So what is it about dolls? Not everyone enjoys making them, so they are certainly not universal art activities (as opposed to something like magazine collage or tissue paper collage which appeal to a wide range of ages and populations). The interesting thing about them is that people are intrigued by them, even if they don’t want to make one. Dolls, especially “artistic” ones that are so weird and different from the standard kind of doll you purchase in a store, are very evocative. The ones on my website that are scattered around the studio have started assuming a life of their own. People react in all sorts of ways. Some kids like them; some find them to be creepy. Pretty much the same with adults. Some enjoy their feeling of being some kind of powerful voodooo type doll. The exciting thing about making them, whether from a premade one or totally starting from scratch is probably close to how people feel when making stuffed animals or puppets. As soon as you add the eyes, even if the body is not finished and there is no mouth, there starts to be a kind of “life” there. It’s amazing how expressive a few buttons and a simple line mouth can be. I especially enjoy doing the hair…

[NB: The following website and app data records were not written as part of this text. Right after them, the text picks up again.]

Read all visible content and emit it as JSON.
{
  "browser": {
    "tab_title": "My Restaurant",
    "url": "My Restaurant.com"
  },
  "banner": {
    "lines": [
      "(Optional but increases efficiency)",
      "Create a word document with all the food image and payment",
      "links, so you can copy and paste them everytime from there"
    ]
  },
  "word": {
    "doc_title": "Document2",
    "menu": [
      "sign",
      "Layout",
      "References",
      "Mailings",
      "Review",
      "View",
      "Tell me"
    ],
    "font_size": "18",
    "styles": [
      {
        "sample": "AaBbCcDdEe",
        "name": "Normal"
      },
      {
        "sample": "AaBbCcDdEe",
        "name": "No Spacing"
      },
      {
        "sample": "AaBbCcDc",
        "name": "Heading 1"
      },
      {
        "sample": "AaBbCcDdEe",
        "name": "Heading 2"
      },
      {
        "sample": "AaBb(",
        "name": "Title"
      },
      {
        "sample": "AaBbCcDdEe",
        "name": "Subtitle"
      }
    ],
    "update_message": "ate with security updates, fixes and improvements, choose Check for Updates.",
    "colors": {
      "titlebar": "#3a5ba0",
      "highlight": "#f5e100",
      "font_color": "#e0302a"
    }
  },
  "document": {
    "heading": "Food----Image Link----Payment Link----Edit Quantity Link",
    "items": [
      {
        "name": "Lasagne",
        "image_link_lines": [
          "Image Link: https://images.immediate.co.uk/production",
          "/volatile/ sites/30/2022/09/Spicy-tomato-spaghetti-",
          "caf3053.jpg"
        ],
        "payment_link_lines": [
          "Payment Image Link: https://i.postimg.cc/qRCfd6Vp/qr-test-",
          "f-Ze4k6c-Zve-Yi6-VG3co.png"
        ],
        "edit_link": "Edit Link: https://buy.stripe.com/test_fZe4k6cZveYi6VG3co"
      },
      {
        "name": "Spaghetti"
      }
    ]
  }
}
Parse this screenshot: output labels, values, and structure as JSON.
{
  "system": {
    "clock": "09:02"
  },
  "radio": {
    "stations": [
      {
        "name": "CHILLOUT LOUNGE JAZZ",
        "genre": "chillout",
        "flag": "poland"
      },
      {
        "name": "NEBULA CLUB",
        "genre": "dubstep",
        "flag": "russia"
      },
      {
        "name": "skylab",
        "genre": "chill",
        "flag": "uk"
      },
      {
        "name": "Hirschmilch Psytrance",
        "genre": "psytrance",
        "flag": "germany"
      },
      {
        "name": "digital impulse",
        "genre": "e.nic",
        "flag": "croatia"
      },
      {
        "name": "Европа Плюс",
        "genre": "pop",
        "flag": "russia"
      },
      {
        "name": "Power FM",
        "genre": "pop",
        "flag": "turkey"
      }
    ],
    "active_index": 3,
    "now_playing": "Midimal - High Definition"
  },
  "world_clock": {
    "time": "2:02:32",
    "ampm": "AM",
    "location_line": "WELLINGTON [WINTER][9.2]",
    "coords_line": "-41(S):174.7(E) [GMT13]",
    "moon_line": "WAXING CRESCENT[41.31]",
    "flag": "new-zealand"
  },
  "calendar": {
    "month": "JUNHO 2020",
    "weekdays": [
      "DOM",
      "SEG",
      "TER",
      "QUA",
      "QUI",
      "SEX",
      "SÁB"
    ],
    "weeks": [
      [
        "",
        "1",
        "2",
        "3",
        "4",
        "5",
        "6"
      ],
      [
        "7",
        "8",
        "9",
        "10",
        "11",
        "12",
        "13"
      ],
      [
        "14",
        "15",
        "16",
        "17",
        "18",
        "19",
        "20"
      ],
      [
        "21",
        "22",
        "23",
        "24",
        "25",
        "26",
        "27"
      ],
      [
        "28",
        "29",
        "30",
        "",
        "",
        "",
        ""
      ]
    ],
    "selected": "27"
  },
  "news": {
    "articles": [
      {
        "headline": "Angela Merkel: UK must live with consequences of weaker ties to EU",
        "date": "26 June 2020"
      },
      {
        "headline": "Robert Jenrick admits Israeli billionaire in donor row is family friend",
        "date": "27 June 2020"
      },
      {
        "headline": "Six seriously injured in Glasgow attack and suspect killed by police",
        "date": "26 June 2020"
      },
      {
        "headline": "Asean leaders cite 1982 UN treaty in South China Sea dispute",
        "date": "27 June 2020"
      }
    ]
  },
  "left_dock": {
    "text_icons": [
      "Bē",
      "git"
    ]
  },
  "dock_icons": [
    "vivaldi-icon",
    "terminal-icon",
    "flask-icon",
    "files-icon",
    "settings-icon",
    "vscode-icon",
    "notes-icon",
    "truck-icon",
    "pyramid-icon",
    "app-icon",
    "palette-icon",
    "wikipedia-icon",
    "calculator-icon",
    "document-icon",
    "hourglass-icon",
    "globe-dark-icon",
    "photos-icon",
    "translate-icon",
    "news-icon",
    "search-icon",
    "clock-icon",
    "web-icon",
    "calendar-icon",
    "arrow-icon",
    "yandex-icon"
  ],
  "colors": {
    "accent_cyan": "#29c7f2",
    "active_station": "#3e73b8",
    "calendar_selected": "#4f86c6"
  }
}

What is therapeutic about it? Everything. You of course really have to try making one yourself to see what it’s like, but it’s a bit addictive. Every time I’ve engaged in doll making, I don’t stop at one. Now that I’ve begun a third one that is similar to number 2 and 3 with the round paper face and and button eyes, I am very tempted to take number 1 and remake it by adding paper and fabric and stuffing and wrapping the pipe cleaners in yarn…

They are also definitely a kind of self-portrait, and for some people, it is a liberating process; once you realize it’s not that hard to put one together, it becomes very exciting to see how to create one and also there is no pressure to make something that looks real or “perfect”. The materials used add to the creativity and feeling of expressing oneself. It is fun to collect random pieces of yarn and fabric, old buttons, beads, wire, and then stuffing. Some people like to make it a project only involving dry media, wrapping and sewing entirely and doing no gluing. I cannot help but use the glue gun. It’s the best way to affix the yarn wrapped circle of the head to a piece of paper. Now that I’ve done 2 on the same color paper, I am going to make one with a light purple face. Most of my sculpture dolls on my website are inherently “multicultural” as they have faces painted in all sorts of colors. Using fabrics to make most of the doll encourages the creation of a meta-racial-ethnic doll!

On that note, I will end this post and post the other two photos. The first one I hope to change and elaborate and then post a photo of what happened after reworking it…

Very Inspiring Poem

Hello everyone, I hope this post finds you safe and sound and that your home is not destroyed or flooded. There are many resources for helping people in the tri-state area who have suffered loss and damage from “Hurricane Sandy”. Check your state governor’s website, FEMA’s website, Red Cross website to start. Contact your insurance company to find out about coverage. Of course, if you still have no power and are stranded, none of this will help. I hope soon we can account for everyone…

Someone told me about this poem and I liked it so much I decided to post it here. For everyone struggling to find meaning in their life, especially those going through any kind of identity or career crisis, or feeling lost in one’s life for one reason or another, I hope this poem helps you to know the struggle is worth it.

George Gray

I have studied many times
The marble which was chiseled for me —
A boat with a furled sail at rest in a harbor.
In truth it pictures not my destination
But my life.
For love was offered me and I shrank from its disillusionment;
Sorrow knocked at my door, but I was afraid;
Ambition called to me, but I dreaded the chances.
Yet all the while I hungered for meaning in my life.
And now I know that we must lift the sail
And catch the winds of destiny
Wherever they drive the boat.
To put meaning in one’s life may end in madness,
But life without meaning is the torture
Of restlessness and vague desire —
It is a boat longing for the sea and yet afraid. 

Edgar Lee Masters